◆ Aim of the task:
What is needed here is every entry, retyped exactly.

Stored data entries
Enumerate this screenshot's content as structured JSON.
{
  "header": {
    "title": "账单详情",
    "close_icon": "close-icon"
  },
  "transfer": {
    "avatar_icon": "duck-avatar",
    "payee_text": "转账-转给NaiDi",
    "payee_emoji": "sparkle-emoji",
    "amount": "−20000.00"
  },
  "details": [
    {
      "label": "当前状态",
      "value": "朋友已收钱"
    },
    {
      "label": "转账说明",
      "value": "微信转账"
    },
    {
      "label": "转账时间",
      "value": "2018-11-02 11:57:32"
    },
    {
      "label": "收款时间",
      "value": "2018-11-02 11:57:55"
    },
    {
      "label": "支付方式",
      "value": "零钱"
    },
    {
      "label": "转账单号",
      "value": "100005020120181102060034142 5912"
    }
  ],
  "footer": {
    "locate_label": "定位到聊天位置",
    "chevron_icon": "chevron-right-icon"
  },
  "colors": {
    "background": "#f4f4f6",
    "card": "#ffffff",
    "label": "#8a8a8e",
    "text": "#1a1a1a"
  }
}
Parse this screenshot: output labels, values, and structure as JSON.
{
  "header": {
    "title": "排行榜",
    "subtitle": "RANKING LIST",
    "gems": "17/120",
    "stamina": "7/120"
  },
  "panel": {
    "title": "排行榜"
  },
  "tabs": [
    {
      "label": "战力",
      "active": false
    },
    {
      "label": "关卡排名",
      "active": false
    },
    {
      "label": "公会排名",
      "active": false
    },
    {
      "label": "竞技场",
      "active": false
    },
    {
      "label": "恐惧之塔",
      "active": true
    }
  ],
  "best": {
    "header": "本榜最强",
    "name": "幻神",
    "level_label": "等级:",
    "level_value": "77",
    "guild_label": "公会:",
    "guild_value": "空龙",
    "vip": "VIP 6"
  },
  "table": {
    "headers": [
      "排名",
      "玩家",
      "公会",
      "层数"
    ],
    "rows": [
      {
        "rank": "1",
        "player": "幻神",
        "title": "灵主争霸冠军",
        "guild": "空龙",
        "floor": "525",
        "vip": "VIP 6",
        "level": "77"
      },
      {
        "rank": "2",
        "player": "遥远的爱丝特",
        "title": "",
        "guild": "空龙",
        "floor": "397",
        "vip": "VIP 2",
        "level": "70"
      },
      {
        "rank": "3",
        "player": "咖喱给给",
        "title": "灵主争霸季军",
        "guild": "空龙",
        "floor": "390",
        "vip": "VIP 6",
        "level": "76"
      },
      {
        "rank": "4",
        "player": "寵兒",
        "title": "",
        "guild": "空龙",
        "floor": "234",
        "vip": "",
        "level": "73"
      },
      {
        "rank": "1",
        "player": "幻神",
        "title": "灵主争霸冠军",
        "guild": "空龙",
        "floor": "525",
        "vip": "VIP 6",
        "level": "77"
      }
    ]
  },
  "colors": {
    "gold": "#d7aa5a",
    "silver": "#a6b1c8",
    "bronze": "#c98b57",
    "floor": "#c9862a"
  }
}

◆ Finished task:
Enumerate this screenshot's content as structured JSON.
{
  "header": {
    "title": "账单详情",
    "close_icon": "close-icon"
  },
  "transfer": {
    "avatar_icon": "duck-avatar",
    "payee_text": "转账-转给NaiDi",
    "payee_emoji": "sparkle-emoji",
    "amount": "−20000.00"
  },
  "details": [
    {
      "label": "当前状态",
      "value": "朋友已收钱"
    },
    {
      "label": "转账说明",
      "value": "微信转账"
    },
    {
      "label": "转账时间",
      "value": "2018-11-02 11:57:32"
    },
    {
      "label": "收款时间",
      "value": "2018-11-02 11:57:55"
    },
    {
      "label": "支付方式",
      "value": "零钱"
    },
    {
      "label": "转账单号",
      "value": "100005020120181102060034142 5912"
    }
  ],
  "footer": {
    "locate_label": "定位到聊天位置",
    "chevron_icon": "chevron-right-icon"
  },
  "colors": {
    "background": "#f4f4f6",
    "card": "#ffffff",
    "label": "#8a8a8e",
    "text": "#1a1a1a"
  }
}
Parse this screenshot: output labels, values, and structure as JSON.
{
  "header": {
    "title": "排行榜",
    "subtitle": "RANKING LIST",
    "gems": "17/120",
    "stamina": "7/120"
  },
  "panel": {
    "title": "排行榜"
  },
  "tabs": [
    {
      "label": "战力",
      "active": false
    },
    {
      "label": "关卡排名",
      "active": false
    },
    {
      "label": "公会排名",
      "active": false
    },
    {
      "label": "竞技场",
      "active": false
    },
    {
      "label": "恐惧之塔",
      "active": true
    }
  ],
  "best": {
    "header": "本榜最强",
    "name": "幻神",
    "level_label": "等级:",
    "level_value": "77",
    "guild_label": "公会:",
    "guild_value": "空龙",
    "vip": "VIP 6"
  },
  "table": {
    "headers": [
      "排名",
      "玩家",
      "公会",
      "层数"
    ],
    "rows": [
      {
        "rank": "1",
        "player": "幻神",
        "title": "灵主争霸冠军",
        "guild": "空龙",
        "floor": "525",
        "vip": "VIP 6",
        "level": "77"
      },
      {
        "rank": "2",
        "player": "遥远的爱丝特",
        "title": "",
        "guild": "空龙",
        "floor": "397",
        "vip": "VIP 2",
        "level": "70"
      },
      {
        "rank": "3",
        "player": "咖喱给给",
        "title": "灵主争霸季军",
        "guild": "空龙",
        "floor": "390",
        "vip": "VIP 6",
        "level": "76"
      },
      {
        "rank": "4",
        "player": "寵兒",
        "title": "",
        "guild": "空龙",
        "floor": "234",
        "vip": "",
        "level": "73"
      },
      {
        "rank": "1",
        "player": "幻神",
        "title": "灵主争霸冠军",
        "guild": "空龙",
        "floor": "525",
        "vip": "VIP 6",
        "level": "77"
      }
    ]
  },
  "colors": {
    "gold": "#d7aa5a",
    "silver": "#a6b1c8",
    "bronze": "#c98b57",
    "floor": "#c9862a"
  }
}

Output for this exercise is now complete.